━━━━━ Data records

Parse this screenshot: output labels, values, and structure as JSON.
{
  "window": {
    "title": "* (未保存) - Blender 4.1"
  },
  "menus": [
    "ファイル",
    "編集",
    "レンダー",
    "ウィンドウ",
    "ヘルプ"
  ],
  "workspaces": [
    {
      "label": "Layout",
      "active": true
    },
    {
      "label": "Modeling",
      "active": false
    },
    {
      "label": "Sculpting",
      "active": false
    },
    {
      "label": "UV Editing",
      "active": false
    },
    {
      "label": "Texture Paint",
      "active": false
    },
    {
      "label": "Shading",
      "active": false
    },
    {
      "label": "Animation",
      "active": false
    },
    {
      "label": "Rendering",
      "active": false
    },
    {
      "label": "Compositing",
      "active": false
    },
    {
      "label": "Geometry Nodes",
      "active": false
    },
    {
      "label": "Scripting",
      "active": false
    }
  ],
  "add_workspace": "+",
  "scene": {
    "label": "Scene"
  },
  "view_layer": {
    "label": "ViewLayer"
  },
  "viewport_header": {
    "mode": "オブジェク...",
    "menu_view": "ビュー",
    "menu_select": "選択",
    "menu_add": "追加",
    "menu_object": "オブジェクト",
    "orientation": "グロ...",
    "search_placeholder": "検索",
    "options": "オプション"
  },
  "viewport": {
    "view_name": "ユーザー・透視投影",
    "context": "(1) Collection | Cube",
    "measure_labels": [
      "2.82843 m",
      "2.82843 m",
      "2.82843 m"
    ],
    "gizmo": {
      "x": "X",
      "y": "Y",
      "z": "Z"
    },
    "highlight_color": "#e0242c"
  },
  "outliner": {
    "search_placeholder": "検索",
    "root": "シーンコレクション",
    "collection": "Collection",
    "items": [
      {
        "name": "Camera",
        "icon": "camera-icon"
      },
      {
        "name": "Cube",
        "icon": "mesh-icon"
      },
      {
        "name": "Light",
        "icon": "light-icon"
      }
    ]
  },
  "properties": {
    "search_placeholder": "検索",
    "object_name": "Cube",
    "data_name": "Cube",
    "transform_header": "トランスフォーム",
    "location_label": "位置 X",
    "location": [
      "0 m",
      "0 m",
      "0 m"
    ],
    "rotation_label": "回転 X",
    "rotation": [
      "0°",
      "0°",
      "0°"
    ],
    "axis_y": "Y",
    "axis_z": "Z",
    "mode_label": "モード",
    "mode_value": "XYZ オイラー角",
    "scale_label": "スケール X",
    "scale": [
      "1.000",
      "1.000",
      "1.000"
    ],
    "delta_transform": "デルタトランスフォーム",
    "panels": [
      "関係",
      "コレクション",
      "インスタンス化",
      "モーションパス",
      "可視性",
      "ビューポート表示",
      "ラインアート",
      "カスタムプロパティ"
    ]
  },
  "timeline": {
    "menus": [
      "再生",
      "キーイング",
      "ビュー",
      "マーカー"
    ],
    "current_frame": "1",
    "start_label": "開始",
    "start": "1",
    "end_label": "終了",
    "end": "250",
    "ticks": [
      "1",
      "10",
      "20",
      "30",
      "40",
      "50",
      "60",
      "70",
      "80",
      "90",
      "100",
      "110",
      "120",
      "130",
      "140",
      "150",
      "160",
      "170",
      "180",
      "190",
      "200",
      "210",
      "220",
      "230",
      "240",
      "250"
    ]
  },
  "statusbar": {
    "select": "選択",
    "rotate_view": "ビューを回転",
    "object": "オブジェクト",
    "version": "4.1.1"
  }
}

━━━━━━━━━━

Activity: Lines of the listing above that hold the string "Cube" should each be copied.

Answer to this exercise:
    "context": "(1) Collection | Cube",
        "name": "Cube",
    "object_name": "Cube",
    "data_name": "Cube",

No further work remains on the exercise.